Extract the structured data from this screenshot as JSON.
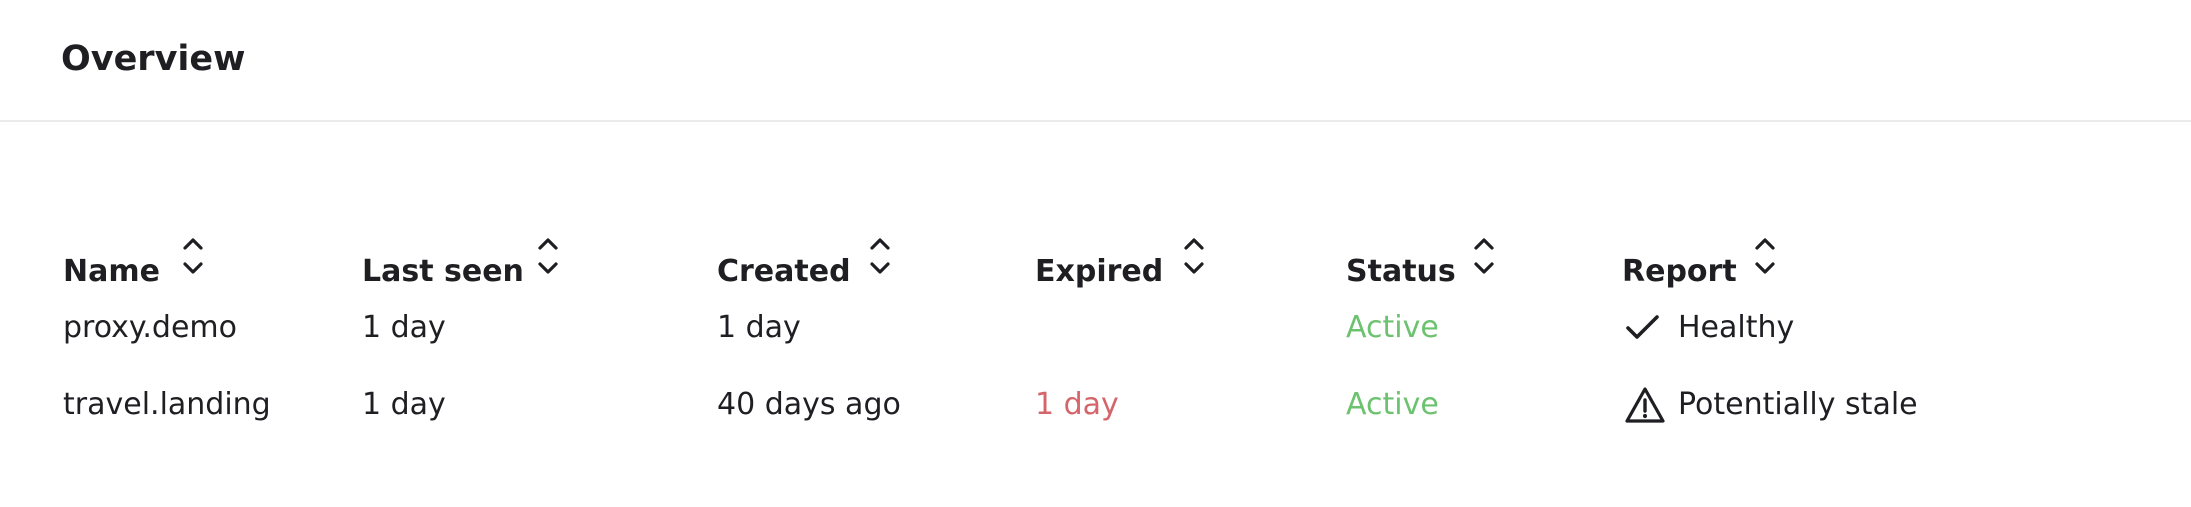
{
  "header": {
    "title": "Overview"
  },
  "table": {
    "columns": [
      {
        "key": "name",
        "label": "Name"
      },
      {
        "key": "last_seen",
        "label": "Last seen"
      },
      {
        "key": "created",
        "label": "Created"
      },
      {
        "key": "expired",
        "label": "Expired"
      },
      {
        "key": "status",
        "label": "Status"
      },
      {
        "key": "report",
        "label": "Report"
      }
    ],
    "sort_icon": "sort-updown-icon",
    "rows": [
      {
        "name": "proxy.demo",
        "last_seen": "1 day",
        "created": "1 day",
        "expired": "",
        "status": "Active",
        "report": "Healthy",
        "report_icon": "check-icon"
      },
      {
        "name": "travel.landing",
        "last_seen": "1 day",
        "created": "40 days ago",
        "expired": "1 day",
        "status": "Active",
        "report": "Potentially stale",
        "report_icon": "warning-triangle-icon"
      }
    ]
  },
  "colors": {
    "text": "#1f1f23",
    "status_active": "#6cc26f",
    "expired_overdue": "#d5646b",
    "divider": "#ebebeb"
  }
}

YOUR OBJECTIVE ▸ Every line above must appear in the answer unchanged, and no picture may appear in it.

RESPONSE TO THE EXERCISE ▸
Extract the structured data from this screenshot as JSON.
{
  "header": {
    "title": "Overview"
  },
  "table": {
    "columns": [
      {
        "key": "name",
        "label": "Name"
      },
      {
        "key": "last_seen",
        "label": "Last seen"
      },
      {
        "key": "created",
        "label": "Created"
      },
      {
        "key": "expired",
        "label": "Expired"
      },
      {
        "key": "status",
        "label": "Status"
      },
      {
        "key": "report",
        "label": "Report"
      }
    ],
    "sort_icon": "sort-updown-icon",
    "rows": [
      {
        "name": "proxy.demo",
        "last_seen": "1 day",
        "created": "1 day",
        "expired": "",
        "status": "Active",
        "report": "Healthy",
        "report_icon": "check-icon"
      },
      {
        "name": "travel.landing",
        "last_seen": "1 day",
        "created": "40 days ago",
        "expired": "1 day",
        "status": "Active",
        "report": "Potentially stale",
        "report_icon": "warning-triangle-icon"
      }
    ]
  },
  "colors": {
    "text": "#1f1f23",
    "status_active": "#6cc26f",
    "expired_overdue": "#d5646b",
    "divider": "#ebebeb"
  }
}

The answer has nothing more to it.